Office total returns for the past 12 months are at 23% with capital growth of 16.8%, compared to the industrial sector which has delivered a total return of 22.7% bolstered by capital growth of 15.1%, driven primarily by yield compression.
‘As we forecast last year, sheds are now matching offices for performance. One reason is that prime logistics take-up has improved over the past year, driven by manufacturers, especially in the automotive sector, and retailers with supply constraints in key locations,’ said John Barrett, head of valuations at Cluttons.
‘Apart from the strong supply/demand fundamentals aided by supply shortages due to a lack of speculative development in recent years, the case for investment in the industrial sector is helped by low obsolescence and the squeeze on land supply from higher land value uses. This is especially the case in London and the south east,’ he explained.
‘With prime yields now stabilising across most markets, income growth is replacing yield compression as the primary driver of future performance. Average income return is at 6%, so it’s still a good time to invest in property,’ he added.
‘However this is not universal. Tricky’ secondary property remains hard to sell across all market sectors and this may present opportunities for investors prepared to take risks for higher returns,’ he concluded.
Meanwhile, the latest research from real estate advisor Savills shows that UK commercial property returns continue to remain attractive in comparison to other asset classes as average prime yields stay stable for the third consecutive month at 4.59%.
Savills Market in Minutes report found that the average total return on UK commercial property stands at 18.63% to the end of the first quarter of 2015, in stark contrast to oil, copper and gold, which offer returns of -42.57%, -16.4% and -8.9% respectively.

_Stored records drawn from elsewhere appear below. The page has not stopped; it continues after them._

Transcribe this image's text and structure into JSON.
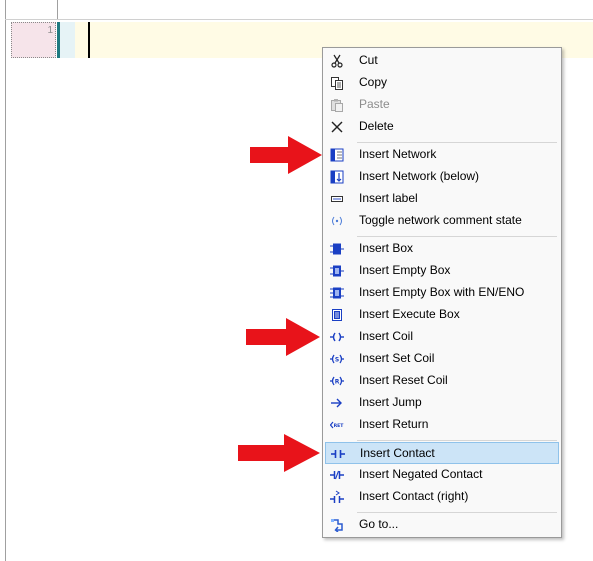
{
  "editor": {
    "network_number": "1"
  },
  "context_menu": {
    "items": [
      {
        "label": "Cut",
        "icon": "scissors-icon",
        "enabled": true
      },
      {
        "label": "Copy",
        "icon": "copy-icon",
        "enabled": true
      },
      {
        "label": "Paste",
        "icon": "paste-icon",
        "enabled": false
      },
      {
        "label": "Delete",
        "icon": "delete-x-icon",
        "enabled": true
      },
      {
        "label": "Insert Network",
        "icon": "insert-network-icon",
        "enabled": true
      },
      {
        "label": "Insert Network (below)",
        "icon": "insert-network-below-icon",
        "enabled": true
      },
      {
        "label": "Insert label",
        "icon": "insert-label-icon",
        "enabled": true
      },
      {
        "label": "Toggle network comment state",
        "icon": "toggle-comment-icon",
        "enabled": true
      },
      {
        "label": "Insert Box",
        "icon": "insert-box-icon",
        "enabled": true
      },
      {
        "label": "Insert Empty Box",
        "icon": "insert-empty-box-icon",
        "enabled": true
      },
      {
        "label": "Insert Empty Box with EN/ENO",
        "icon": "insert-empty-box-en-eno-icon",
        "enabled": true
      },
      {
        "label": "Insert Execute Box",
        "icon": "insert-execute-box-icon",
        "enabled": true
      },
      {
        "label": "Insert Coil",
        "icon": "insert-coil-icon",
        "enabled": true
      },
      {
        "label": "Insert Set Coil",
        "icon": "insert-set-coil-icon",
        "enabled": true
      },
      {
        "label": "Insert Reset Coil",
        "icon": "insert-reset-coil-icon",
        "enabled": true
      },
      {
        "label": "Insert Jump",
        "icon": "insert-jump-icon",
        "enabled": true
      },
      {
        "label": "Insert Return",
        "icon": "insert-return-icon",
        "enabled": true
      },
      {
        "label": "Insert Contact",
        "icon": "insert-contact-icon",
        "enabled": true,
        "highlighted": true
      },
      {
        "label": "Insert Negated Contact",
        "icon": "insert-negated-contact-icon",
        "enabled": true
      },
      {
        "label": "Insert Contact (right)",
        "icon": "insert-contact-right-icon",
        "enabled": true
      },
      {
        "label": "Go to...",
        "icon": "goto-icon",
        "enabled": true
      }
    ]
  },
  "colors": {
    "arrow_red": "#e8131a",
    "highlight_bg": "#cce4f7",
    "ladder_blue": "#1a3fc4",
    "network_body": "#fffbe5"
  }
}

The firm predicts that due to the strong level of demand property should continue to outperform many other asset classes this year.
The report suggests that against this backdrop of stability, a split between property asset classes is set to emerge over the next three months.
At present, in the office market the gap between prime regional yields at 5% and prime city of London yields at 4.25% is historically narrow. Still, it is likely that central London office yields will harden in the near future, primarily due to the weight of money that is targeted at larger office lots in the UK, something that is easier to find in the City in comparison to elsewhere.
The research states that there is still a degree of over pricing of risk in the secondary market and this will be where the strongest returns will be achieved over the next 12 months.
Savills finds that when compared to non real estate investment, commercial property is showing lower volatility, with returns outperforming equities, bonds and commodities. Furthermore, the possible threat of further deflation, which will result in rates reaching record lows, is likely to further boost the rationale for investing in property.
‘In the current macro-economic climate, commercial property remains a popular choice for savvy investors, surpassing other asset classes in providing substantial returns,’ said Mat Oakley, commercial research analyst at Savills.
‘However, as we approach May’s general election, the primary risk for property is the removal of political consensus around fiscal consolidation and bringing down the deficit. A lack of clarity would undoubtedly be a drag on investor confidence,’ he added.